Confused about 529 plans, how they work, and what expenses qualify for distributions? You are not alone. We help many clients navigate planning and paying for their children's' and grandchildren’s education expenses. Here are a few answers to commonly asked questions about 529s.
1. What is a 529 Plan?
A 529 Plan, also known as a Qualified Tuition Program from Section 529 of the Internal Revenue Code, is an account used to save for qualified education expenses for elementary, secondary, or higher education.
2. What are the benefits of a 529 Plan?
- 529 plans offer tax-free investment growth on earnings.
- Withdrawals are tax free when used for qualified education expenses.
- Some states offer an additional tax benefit to deduct the contributions made to their state 529 plan.
3. What expenses qualify?
Qualified education expenses are expenses required for the enrollment or attendance of the student at an eligible education institution.
- For elementary or secondary school, tuition is the only expense that qualifies and can be no more than $10,000 per year.
- For higher education qualified expenses are
- Tuition and fees
- Room and board
- Textbooks, supplies, and equipment
- Computer and peripheral equipment (like a printer)
- With the passage of the SECURE Act by Congress in 2019, qualified education expenses have been expanded to include student loan payments and costs associated with approved apprenticeship programs.
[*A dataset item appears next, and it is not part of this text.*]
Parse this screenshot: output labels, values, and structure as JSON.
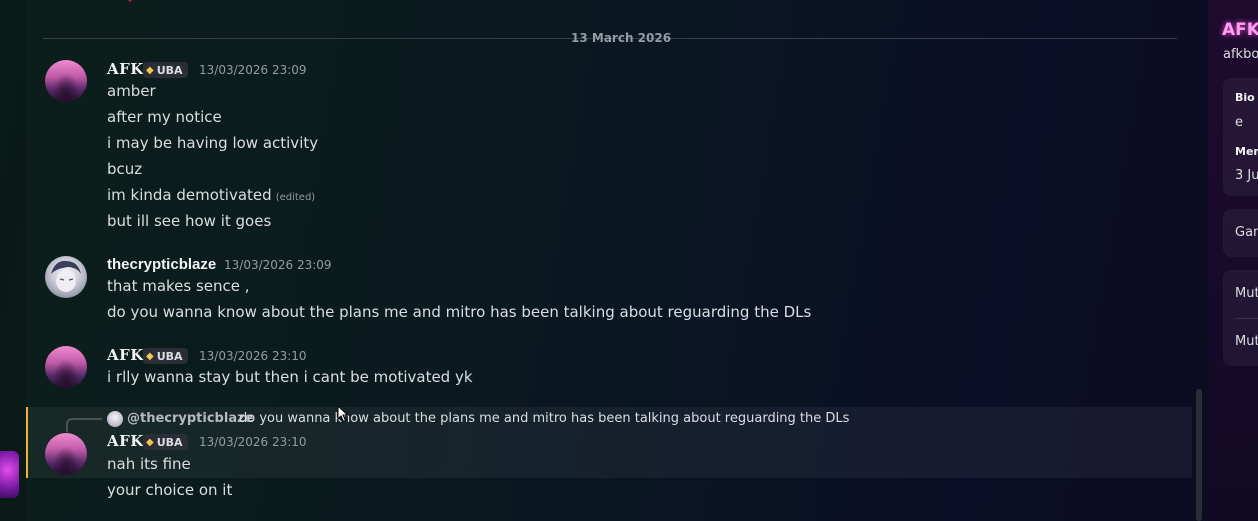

A lifetime limit of $10,000 can be withdrawn from the 529 plan and used to repay the student’s student loans and an additional $10,000 may be used to repay a sibling’s student loans.
4. What expenses do not qualify?
Expenses that are not required for enrollment or attendance at the eligible education institution are non-qualified expenses:
- Transportation and travel costs
- College application and testing fees
- Extracurricular activity fees
- Parking fees
5. What happens if a distribution is taken for non-qualified expenses?
The earnings portion of the distribution will incur income tax and a 10% penalty. You will never be taxed or penalized on the portion of the distribution that is from your contributions.
6. What if my child receives a scholarship?
This is an exception to the penalty rule above. If the scholarship is tax-free, the IRS will allow you to take a distribution up to the amount of the scholarship penalty free, but the earnings portion of the distribution will incur income tax.
7. Can I transfer funds from one 529 account to another?
Yes, funds can be rolled over or transferred from one 529 account to another 529 account if the beneficiary of the other 529 is a member of the original beneficiary’s family. For 529 purposes, family members of the original beneficiary include the original beneficiary’s sibling, parent, child, or first cousin.